Adams et al have demonstrated decreased rib cartilage warping rates when the cartilages were carved from central portion rather than peripheral portions of the harvested cartilage.[16] Gunter and colleagues significantly reduced their postoperative cartilage warping rates by internally stabilizing rib cartilage grafts by using Kirschner wires (K-wires).[31] Toriumi describes minimizing the risk of long-term warping by performing adequate symmetric carving of the graft, by not leaving any perichondrium on the graft, and by dissecting a precise subperiosteal graft insertion pocket.[32]

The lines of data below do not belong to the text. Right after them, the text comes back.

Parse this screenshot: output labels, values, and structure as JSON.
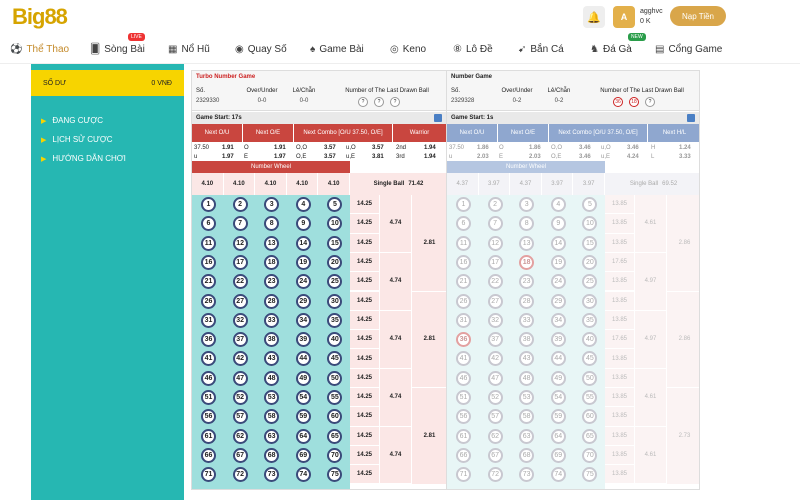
{
  "brand": {
    "logo": "Big88",
    "accent": "#d6a400"
  },
  "user": {
    "avatar": "A",
    "name": "agghvc",
    "balance": "0 K",
    "topup": "Nạp Tiền"
  },
  "nav": [
    {
      "label": "Thể Thao",
      "icon": "soccer-icon",
      "active": true,
      "badge": ""
    },
    {
      "label": "Sòng Bài",
      "icon": "casino-icon",
      "active": false,
      "badge": "LIVE"
    },
    {
      "label": "Nổ Hũ",
      "icon": "slot-icon",
      "active": false,
      "badge": ""
    },
    {
      "label": "Quay Số",
      "icon": "lottery-icon",
      "active": false,
      "badge": ""
    },
    {
      "label": "Game Bài",
      "icon": "cards-icon",
      "active": false,
      "badge": ""
    },
    {
      "label": "Keno",
      "icon": "keno-icon",
      "active": false,
      "badge": ""
    },
    {
      "label": "Lô Đề",
      "icon": "lode-icon",
      "active": false,
      "badge": ""
    },
    {
      "label": "Bắn Cá",
      "icon": "fish-icon",
      "active": false,
      "badge": ""
    },
    {
      "label": "Đá Gà",
      "icon": "rooster-icon",
      "active": false,
      "badge": "NEW"
    },
    {
      "label": "Cổng Game",
      "icon": "grid-icon",
      "active": false,
      "badge": ""
    }
  ],
  "sidebar": {
    "balance_label": "SỐ DƯ",
    "balance_value": "0 VNĐ",
    "items": [
      "ĐANG CƯỢC",
      "LỊCH SỬ CƯỢC",
      "HƯỚNG DẪN CHƠI"
    ]
  },
  "game1": {
    "name": "Turbo Number Game",
    "headers": [
      "Số.",
      "Over/Under",
      "Lẻ/Chẵn",
      "Number of The Last Drawn Ball"
    ],
    "values": [
      "2329330",
      "0-0",
      "0-0"
    ],
    "drawn": [
      "?",
      "?",
      "?"
    ],
    "start": "Game Start: 17s",
    "odds_headers": [
      "Next O/U",
      "Next O/E",
      "Next Combo [O/U 37.50, O/E]",
      "Warrior"
    ],
    "odds_rows": [
      [
        "37.50",
        "1.91",
        "O",
        "1.91",
        "O,O",
        "3.57",
        "u,O",
        "3.57",
        "2nd",
        "1.94"
      ],
      [
        "u",
        "1.97",
        "E",
        "1.97",
        "O,E",
        "3.57",
        "u,E",
        "3.81",
        "3rd",
        "1.94"
      ]
    ],
    "wheel_label": "Number Wheel",
    "wheel_values": [
      "4.10",
      "4.10",
      "4.10",
      "4.10",
      "4.10"
    ],
    "single_label": "Single Ball",
    "single_value": "71.42",
    "col_a": "14.25",
    "col_b": "4.74",
    "col_c": "2.81"
  },
  "game2": {
    "name": "Number Game",
    "headers": [
      "Số.",
      "Over/Under",
      "Lẻ/Chẵn",
      "Number of The Last Drawn Ball"
    ],
    "values": [
      "2329328",
      "0-2",
      "0-2"
    ],
    "drawn": [
      "36",
      "18",
      "?"
    ],
    "start": "Game Start: 1s",
    "odds_headers": [
      "Next O/U",
      "Next O/E",
      "Next Combo [O/U 37.50, O/E]",
      "Next H/L"
    ],
    "odds_rows": [
      [
        "37.50",
        "1.86",
        "O",
        "1.86",
        "O,O",
        "3.46",
        "u,O",
        "3.46",
        "H",
        "1.24"
      ],
      [
        "u",
        "2.03",
        "E",
        "2.03",
        "O,E",
        "3.46",
        "u,E",
        "4.24",
        "L",
        "3.33"
      ]
    ],
    "wheel_label": "Number Wheel",
    "wheel_values": [
      "4.37",
      "3.97",
      "4.37",
      "3.97",
      "3.97"
    ],
    "single_label": "Single Ball",
    "single_value": "69.52",
    "col_a": [
      "13.85",
      "13.85",
      "13.85",
      "17.65",
      "13.85",
      "13.85",
      "13.85",
      "17.65",
      "13.85",
      "13.85",
      "13.85",
      "13.85",
      "13.85",
      "13.85",
      "13.85"
    ],
    "col_b": [
      "4.61",
      "4.97",
      "4.97",
      "4.61",
      "4.61"
    ],
    "col_c": [
      "2.86",
      "2.86",
      "2.73"
    ]
  },
  "highlight_balls": [
    18,
    36
  ]
}
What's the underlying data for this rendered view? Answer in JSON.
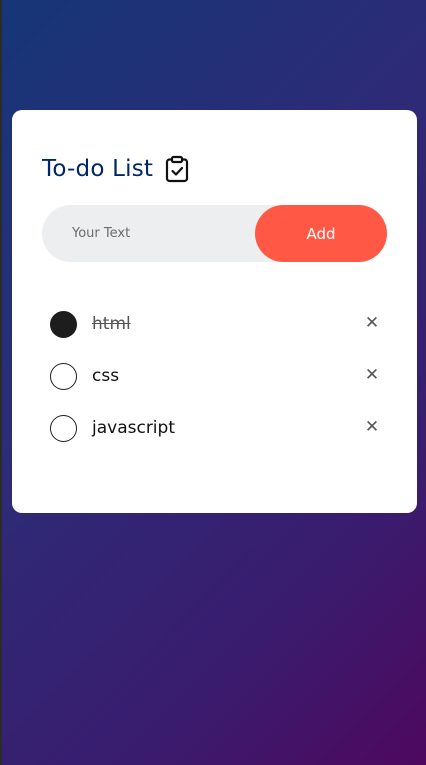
{
  "app": {
    "title": "To-do List",
    "title_icon": "clipboard-check-icon"
  },
  "input": {
    "placeholder": "Your Text",
    "value": ""
  },
  "add_button": {
    "label": "Add"
  },
  "todos": [
    {
      "text": "html",
      "checked": true,
      "remove_glyph": "✕"
    },
    {
      "text": "css",
      "checked": false,
      "remove_glyph": "✕"
    },
    {
      "text": "javascript",
      "checked": false,
      "remove_glyph": "✕"
    }
  ],
  "colors": {
    "accent": "#ff5945",
    "title": "#002765",
    "card": "#ffffff",
    "input_bg": "#edeef0",
    "gradient_start": "#153677",
    "gradient_end": "#4e085f"
  }
}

Ozturan et al described the use of an “accordion” technique for preventing costal cartilage warping in saddle-nose repair. In the surgery, on 23 patients with severe saddle-nose deformity, a horizontal transection was made every 2 mm along the length of the costal cartilage graft (on alternate sides) prior to graft implantation. None of the patients experienced postoperative warping. In contrast, seven of 18 patients (39%) with comparable saddle-nose deformity who underwent costal cartilage repair without use of the accordion technique suffered early and/or late postoperative warping.[33]

In the study by Gerow et al, the use of rib bone grafts for 16 saddle-nose reconstructions yielded good aesthetic results with no significant complications.[18] Some of the cases described had continued good aesthetic results at long-term follow-up (7-10 y). Bone absorption was noted in all cases, but in no cases did the deformities recur.

Future and Controversies

The future of nasoseptal reconstruction continues to evolve on the basis of long-term results, the introduction of new techniques, and the use of increasingly biocompatible homografts and implants.[34] The ideal alloplasts are yet to be found, but the search for new compounds may facilitate the development of an ideal alloplast. Future developments in bioengineering may allow the production of autologous soft tissue products (eg, cartilage). This advancement will eliminate the importance of material as a limiting factor in complicated nasal reconstructions. Until then, the intelligent and creative use of autogenous grafts can allow the surgeon to address an almost limitless array of nasal deformities, including the saddle nose.